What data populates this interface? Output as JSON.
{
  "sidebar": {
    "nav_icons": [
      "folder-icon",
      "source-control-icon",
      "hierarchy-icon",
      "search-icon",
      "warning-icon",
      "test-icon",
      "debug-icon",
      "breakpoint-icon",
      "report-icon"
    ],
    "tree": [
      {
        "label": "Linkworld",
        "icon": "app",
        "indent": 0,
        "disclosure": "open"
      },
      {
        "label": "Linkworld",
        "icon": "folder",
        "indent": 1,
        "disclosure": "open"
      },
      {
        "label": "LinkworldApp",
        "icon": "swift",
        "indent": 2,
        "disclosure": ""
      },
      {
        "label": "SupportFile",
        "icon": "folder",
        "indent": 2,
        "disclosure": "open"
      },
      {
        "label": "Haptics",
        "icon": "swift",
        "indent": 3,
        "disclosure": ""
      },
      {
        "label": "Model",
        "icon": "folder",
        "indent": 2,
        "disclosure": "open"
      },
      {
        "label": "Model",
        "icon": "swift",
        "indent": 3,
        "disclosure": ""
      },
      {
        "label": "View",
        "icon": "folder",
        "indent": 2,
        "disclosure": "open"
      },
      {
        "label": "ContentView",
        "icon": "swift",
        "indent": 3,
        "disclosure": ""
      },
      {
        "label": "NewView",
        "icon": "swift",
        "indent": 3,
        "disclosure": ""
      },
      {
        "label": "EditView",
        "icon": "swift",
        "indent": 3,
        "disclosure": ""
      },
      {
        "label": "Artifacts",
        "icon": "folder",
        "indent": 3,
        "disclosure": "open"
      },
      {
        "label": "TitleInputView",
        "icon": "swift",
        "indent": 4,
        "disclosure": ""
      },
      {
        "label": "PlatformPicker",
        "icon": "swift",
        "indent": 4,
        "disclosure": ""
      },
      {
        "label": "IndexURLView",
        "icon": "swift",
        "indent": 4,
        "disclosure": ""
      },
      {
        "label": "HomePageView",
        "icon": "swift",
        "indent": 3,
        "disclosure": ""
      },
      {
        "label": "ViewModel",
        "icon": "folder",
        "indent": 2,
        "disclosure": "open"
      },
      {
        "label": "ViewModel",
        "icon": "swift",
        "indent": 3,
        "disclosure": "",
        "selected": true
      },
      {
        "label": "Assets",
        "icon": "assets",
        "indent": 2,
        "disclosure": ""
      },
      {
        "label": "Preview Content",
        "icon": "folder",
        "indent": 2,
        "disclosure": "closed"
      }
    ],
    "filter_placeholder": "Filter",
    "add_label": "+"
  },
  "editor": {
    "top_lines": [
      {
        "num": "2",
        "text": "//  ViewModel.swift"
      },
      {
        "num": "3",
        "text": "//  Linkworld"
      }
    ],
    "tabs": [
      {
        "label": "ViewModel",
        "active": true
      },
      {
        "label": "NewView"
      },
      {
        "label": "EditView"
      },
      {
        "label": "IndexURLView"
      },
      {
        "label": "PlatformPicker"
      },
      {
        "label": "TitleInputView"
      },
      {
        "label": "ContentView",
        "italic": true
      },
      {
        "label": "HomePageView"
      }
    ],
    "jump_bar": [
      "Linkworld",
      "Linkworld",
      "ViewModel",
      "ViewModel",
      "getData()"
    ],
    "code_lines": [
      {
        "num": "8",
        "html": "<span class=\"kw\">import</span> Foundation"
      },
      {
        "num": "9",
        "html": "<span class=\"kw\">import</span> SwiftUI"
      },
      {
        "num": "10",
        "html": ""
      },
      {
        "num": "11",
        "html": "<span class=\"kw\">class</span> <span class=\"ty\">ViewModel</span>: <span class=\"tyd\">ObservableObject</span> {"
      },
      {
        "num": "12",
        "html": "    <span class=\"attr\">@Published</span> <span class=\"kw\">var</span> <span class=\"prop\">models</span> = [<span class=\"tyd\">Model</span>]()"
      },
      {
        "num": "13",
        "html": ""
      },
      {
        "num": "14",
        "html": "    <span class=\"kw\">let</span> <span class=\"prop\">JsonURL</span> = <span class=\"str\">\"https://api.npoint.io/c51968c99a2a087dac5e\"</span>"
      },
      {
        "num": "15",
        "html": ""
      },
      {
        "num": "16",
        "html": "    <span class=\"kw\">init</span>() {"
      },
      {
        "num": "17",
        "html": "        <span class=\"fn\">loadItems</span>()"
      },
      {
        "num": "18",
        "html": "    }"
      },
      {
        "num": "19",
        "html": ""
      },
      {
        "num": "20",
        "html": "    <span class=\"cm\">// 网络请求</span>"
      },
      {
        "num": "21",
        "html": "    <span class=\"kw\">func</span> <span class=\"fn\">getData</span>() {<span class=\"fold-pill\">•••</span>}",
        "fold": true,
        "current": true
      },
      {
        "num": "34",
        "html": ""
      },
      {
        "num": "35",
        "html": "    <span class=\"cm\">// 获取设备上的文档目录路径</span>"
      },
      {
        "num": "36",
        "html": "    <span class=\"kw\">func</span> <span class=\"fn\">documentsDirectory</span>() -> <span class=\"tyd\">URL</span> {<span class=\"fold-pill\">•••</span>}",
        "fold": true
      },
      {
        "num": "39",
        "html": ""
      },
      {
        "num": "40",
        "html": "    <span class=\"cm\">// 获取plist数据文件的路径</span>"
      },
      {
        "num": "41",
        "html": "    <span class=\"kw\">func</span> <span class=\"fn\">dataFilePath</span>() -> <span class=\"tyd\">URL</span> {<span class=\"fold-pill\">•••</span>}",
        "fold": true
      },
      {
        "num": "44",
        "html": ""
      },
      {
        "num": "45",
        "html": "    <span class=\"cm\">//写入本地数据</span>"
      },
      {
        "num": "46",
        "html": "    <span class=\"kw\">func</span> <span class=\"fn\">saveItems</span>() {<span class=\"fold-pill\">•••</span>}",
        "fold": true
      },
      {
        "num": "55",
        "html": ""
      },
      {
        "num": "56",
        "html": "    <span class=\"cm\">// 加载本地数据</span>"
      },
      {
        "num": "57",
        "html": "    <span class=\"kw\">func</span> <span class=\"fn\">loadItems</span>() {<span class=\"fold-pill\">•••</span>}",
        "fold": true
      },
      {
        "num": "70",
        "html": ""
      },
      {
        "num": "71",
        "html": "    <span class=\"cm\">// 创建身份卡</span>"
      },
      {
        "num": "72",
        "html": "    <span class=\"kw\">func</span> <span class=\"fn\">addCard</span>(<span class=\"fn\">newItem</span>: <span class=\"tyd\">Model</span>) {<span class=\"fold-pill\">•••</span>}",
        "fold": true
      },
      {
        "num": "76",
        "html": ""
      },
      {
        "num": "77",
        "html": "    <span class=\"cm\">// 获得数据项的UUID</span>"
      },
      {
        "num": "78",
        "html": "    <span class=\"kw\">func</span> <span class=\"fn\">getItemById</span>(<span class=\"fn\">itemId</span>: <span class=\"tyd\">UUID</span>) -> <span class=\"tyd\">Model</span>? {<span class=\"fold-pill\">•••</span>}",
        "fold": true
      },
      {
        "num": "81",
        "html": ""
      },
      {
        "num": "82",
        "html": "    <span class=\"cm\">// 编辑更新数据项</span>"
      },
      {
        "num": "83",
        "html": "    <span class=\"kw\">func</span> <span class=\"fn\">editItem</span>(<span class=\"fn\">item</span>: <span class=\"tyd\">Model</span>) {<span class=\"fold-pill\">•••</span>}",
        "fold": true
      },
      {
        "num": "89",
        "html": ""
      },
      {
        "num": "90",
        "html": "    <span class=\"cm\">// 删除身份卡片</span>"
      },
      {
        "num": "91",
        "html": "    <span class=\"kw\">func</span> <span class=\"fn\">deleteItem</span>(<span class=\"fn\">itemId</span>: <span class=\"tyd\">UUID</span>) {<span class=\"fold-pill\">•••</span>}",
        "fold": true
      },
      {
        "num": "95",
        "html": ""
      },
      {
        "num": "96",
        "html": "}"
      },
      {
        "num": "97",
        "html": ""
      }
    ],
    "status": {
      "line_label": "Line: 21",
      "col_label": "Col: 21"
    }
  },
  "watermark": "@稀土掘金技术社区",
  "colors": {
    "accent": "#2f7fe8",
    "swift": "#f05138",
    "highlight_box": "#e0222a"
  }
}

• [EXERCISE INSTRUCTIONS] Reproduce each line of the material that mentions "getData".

• [WRITTEN RESPONSE]
      "getData()"
        "html": "    <span class=\"kw\">func</span> <span class=\"fn\">getData</span>() {<span class=\"fold-pill\">•••</span>}",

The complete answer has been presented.